Washington, D.C.: Our old friend Dick Heller is back. DC doesn’t allow carrying on the Metro public transit system, so he’s suing them again, citing “text, history, and tradition” from Bruen. You go, Dick Heller.
Other Notable Bruen-Influenced Legal Proceedings
CRS Firearms’ Matt Hoover is battling the ATF over his possessing an auto keycard etched with a certain design the agency frowns upon. Never mind they told him it wasn’t illegal before changing their minds. Hoover’s attorneys filed a new motion after Bruen that may be a game changer.
GOA is challenging the ATF’s frame and receiver rule (the “ghost gun” thing) in a North Dakota court.
The Chicago ban on laser sights is being challenged in a federal district court.
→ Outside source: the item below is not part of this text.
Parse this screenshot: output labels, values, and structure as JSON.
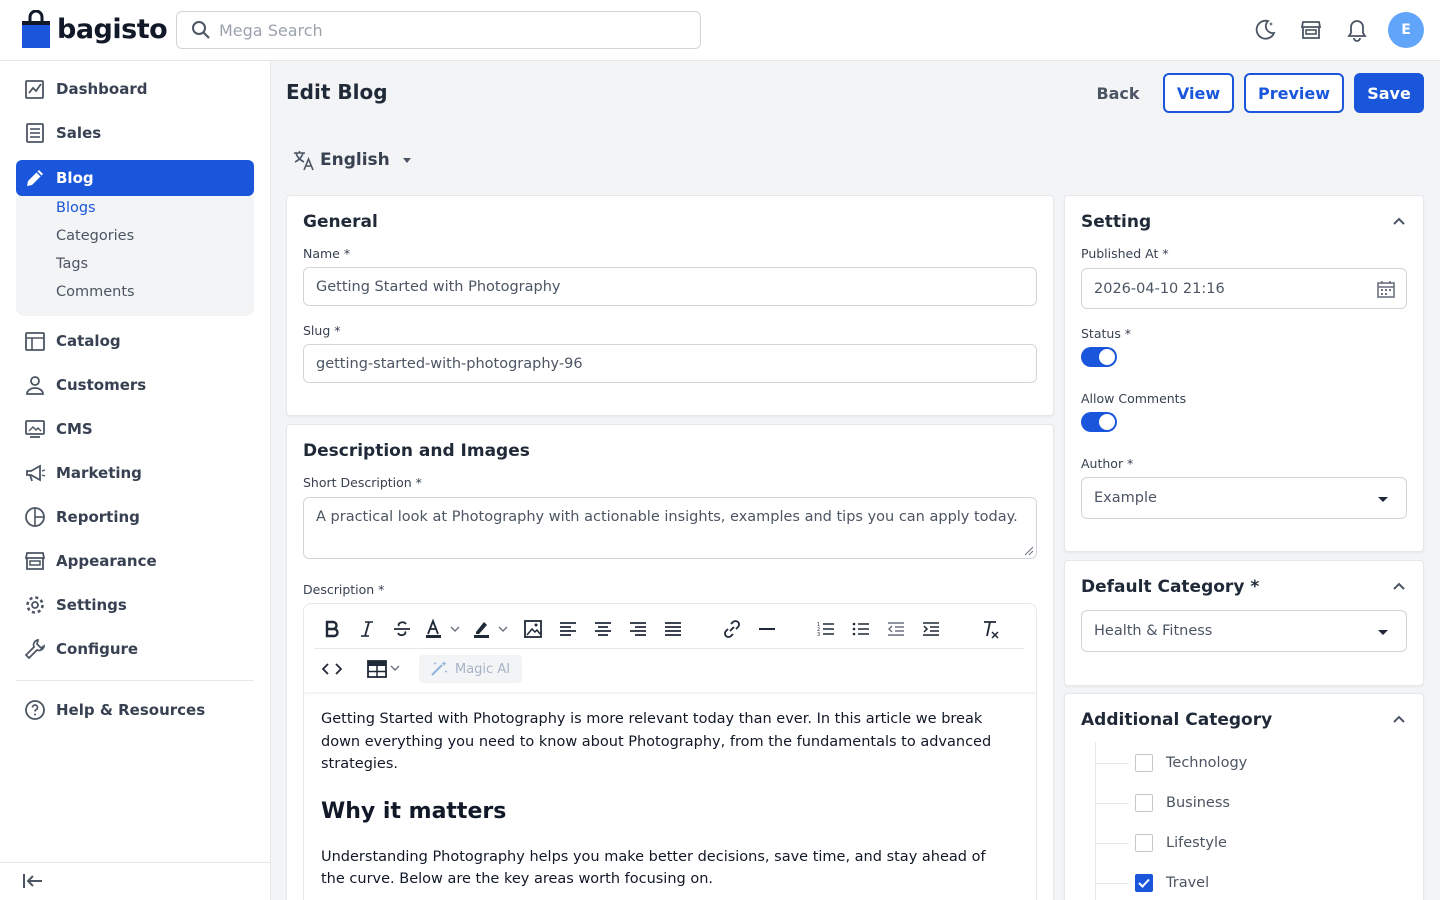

The Bruen Decision is a Big Deal
A few weeks ago, I wrote that Bruen was a narrow decision that was a nice win. I didn’t really think it would do much other than force “May Issue” states to become “Shall Issue” states. Shows how much I know.
I didn’t account for the power of Justice Clarence Thomas invoking the “text, history, and traditions” of the United States. That clause has clearly opened the floodgates to a torrent of challenges to the convoluted gun laws across the country. This stuff will go on for years, maybe decades.
Bruen creates an opportunity to go after the National Firearms Act of 1934 (NFA). It may even apply to things we haven’t thought of yet. It looks to be a true landmark decision emphatically stating the Second Amendment’s protections over the entire nation.
I support states’ rights as much as anyone. But not where the Constitution specifically asserts its authority. The Tenth Amendment reserves power for the states only if that power is not explicitly claimed by the Constitution. The Second Amendment does just that. “The right of the people to keep and bear arms, shall not be infringed” isn’t a request, nor is it a guideline. It means what it says, no matter how much Kathy Hochul, Gavin Newsome, and Joe Biden wish otherwise.